* _INSTRUCTIONS TO FOLLOW_:
Copy out every line from the records that includes "icon".

+++

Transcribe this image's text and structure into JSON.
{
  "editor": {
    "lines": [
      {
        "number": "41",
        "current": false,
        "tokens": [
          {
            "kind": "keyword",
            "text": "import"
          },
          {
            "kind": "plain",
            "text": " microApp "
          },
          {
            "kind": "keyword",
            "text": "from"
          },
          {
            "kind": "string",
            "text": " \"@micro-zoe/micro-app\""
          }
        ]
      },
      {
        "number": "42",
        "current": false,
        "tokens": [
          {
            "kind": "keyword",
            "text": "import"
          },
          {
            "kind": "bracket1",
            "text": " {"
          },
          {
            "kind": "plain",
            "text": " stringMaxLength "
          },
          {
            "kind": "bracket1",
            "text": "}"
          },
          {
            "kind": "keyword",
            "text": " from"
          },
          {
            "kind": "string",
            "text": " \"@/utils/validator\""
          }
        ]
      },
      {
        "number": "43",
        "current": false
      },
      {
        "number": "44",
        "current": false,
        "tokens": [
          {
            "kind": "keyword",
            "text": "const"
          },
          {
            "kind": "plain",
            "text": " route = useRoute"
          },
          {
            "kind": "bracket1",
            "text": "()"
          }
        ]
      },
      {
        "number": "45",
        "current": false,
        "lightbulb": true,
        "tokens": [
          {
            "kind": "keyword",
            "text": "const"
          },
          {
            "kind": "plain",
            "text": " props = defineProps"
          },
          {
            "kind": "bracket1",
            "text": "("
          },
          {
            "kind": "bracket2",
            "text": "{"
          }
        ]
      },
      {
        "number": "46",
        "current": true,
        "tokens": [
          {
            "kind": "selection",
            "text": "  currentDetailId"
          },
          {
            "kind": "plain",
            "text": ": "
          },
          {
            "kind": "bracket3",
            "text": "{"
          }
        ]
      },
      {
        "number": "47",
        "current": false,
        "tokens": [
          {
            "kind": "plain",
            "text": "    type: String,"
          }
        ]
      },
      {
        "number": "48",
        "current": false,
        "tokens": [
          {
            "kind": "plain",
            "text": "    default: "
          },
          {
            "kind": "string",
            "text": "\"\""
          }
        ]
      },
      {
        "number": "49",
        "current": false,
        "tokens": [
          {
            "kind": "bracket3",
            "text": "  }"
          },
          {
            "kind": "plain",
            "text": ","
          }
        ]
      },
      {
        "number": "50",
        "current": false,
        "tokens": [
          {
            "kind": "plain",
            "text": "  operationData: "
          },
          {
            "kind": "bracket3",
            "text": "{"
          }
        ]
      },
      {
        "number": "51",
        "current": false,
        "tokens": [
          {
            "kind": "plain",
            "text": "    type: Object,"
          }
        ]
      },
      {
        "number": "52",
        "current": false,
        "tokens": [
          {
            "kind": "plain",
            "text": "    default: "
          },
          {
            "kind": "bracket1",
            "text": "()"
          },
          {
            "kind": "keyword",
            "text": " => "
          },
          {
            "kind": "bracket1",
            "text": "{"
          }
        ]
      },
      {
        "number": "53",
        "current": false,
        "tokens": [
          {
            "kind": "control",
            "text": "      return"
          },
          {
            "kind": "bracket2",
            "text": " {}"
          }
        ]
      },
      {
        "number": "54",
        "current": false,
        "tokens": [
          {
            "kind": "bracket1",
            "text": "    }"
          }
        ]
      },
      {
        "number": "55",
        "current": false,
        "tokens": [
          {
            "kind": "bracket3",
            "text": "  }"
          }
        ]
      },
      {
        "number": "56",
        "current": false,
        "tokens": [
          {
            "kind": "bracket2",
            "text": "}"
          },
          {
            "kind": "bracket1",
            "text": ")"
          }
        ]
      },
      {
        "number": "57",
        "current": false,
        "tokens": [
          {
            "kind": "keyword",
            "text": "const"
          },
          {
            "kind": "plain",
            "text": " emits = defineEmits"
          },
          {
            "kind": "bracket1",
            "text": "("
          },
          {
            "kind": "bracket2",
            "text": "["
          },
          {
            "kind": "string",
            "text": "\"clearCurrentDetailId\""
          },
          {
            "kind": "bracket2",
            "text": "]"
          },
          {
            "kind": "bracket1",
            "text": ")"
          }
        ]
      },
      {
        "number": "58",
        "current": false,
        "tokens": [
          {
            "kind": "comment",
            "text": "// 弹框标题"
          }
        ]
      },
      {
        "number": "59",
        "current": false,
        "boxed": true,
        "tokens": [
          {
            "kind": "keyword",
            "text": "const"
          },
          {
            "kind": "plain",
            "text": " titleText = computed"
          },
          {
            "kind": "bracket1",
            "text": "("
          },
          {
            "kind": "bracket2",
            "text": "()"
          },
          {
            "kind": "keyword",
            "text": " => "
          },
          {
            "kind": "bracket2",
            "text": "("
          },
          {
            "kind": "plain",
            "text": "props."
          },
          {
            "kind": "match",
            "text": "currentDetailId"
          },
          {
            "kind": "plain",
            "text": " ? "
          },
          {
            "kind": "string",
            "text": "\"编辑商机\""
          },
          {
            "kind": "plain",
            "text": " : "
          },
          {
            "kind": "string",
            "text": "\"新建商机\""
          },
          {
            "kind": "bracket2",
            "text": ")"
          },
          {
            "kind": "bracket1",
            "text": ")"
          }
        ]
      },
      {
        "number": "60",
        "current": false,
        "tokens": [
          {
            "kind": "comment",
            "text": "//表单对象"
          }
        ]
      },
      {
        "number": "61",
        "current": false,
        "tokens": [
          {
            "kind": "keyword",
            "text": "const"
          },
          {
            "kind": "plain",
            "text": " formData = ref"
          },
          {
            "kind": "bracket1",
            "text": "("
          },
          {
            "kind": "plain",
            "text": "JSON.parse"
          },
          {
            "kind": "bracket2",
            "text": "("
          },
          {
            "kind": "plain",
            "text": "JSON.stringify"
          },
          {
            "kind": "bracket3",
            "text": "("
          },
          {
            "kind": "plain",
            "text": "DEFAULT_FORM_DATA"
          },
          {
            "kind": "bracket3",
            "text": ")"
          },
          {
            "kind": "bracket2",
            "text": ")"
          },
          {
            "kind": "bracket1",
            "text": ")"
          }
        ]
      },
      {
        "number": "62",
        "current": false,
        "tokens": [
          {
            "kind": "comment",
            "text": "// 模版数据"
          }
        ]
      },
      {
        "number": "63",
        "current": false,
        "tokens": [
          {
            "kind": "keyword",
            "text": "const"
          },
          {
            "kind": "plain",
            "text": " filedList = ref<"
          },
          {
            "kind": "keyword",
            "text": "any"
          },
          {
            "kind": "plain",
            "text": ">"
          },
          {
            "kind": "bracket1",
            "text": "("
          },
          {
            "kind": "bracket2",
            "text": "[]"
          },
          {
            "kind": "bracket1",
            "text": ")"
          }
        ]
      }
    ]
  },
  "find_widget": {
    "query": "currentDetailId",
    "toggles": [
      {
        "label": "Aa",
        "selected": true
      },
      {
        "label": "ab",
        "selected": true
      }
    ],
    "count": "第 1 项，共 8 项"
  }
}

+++

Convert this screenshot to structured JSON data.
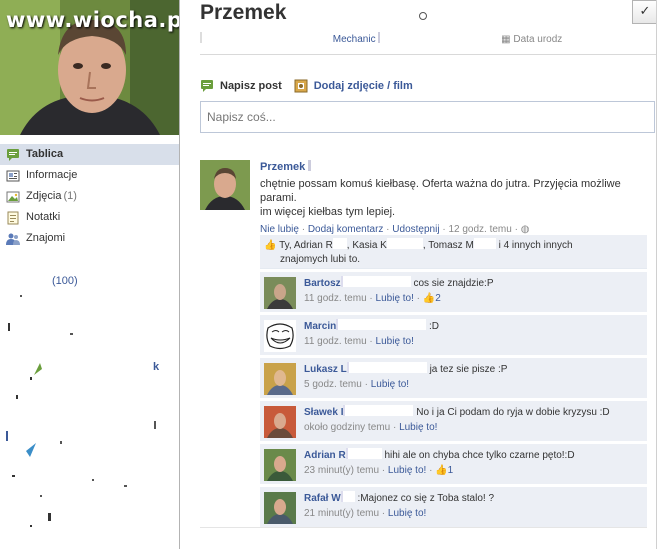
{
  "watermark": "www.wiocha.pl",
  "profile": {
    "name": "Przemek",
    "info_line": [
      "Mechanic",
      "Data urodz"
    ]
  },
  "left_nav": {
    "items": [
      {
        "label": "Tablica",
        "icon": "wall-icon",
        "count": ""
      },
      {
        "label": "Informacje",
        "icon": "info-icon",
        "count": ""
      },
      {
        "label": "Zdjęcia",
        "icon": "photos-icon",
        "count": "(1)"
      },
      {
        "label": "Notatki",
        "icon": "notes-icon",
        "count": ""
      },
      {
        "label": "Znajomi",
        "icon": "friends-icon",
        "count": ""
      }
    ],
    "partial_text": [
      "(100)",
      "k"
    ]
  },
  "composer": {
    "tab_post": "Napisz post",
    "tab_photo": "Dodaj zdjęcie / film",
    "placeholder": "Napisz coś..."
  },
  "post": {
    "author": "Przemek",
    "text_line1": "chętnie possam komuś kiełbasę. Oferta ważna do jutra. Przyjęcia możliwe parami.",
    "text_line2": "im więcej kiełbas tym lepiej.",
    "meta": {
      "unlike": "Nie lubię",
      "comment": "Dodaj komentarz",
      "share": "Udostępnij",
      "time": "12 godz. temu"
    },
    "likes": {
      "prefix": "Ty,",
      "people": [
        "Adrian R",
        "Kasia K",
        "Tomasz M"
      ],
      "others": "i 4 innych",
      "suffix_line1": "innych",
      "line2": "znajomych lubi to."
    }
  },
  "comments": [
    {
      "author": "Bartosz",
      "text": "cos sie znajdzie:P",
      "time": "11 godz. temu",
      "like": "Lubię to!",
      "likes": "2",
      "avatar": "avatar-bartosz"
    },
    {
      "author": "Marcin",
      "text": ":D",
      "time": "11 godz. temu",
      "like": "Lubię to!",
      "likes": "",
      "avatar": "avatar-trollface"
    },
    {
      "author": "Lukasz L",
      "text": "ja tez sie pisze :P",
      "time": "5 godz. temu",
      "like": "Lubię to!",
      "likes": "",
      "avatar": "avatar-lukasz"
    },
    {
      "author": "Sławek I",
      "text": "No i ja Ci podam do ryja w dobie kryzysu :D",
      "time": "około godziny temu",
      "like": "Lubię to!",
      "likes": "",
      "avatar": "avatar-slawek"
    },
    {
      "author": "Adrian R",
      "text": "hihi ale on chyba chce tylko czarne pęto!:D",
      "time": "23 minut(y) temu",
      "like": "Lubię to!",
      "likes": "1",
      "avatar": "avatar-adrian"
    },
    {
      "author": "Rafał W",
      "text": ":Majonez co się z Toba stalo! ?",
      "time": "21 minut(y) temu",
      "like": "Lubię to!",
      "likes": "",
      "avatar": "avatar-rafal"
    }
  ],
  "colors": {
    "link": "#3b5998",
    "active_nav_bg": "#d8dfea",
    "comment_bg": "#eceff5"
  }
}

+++

* _YOUR SOLUTION_:
        "icon": "wall-icon",
        "icon": "info-icon",
        "icon": "photos-icon",
        "icon": "notes-icon",
        "icon": "friends-icon",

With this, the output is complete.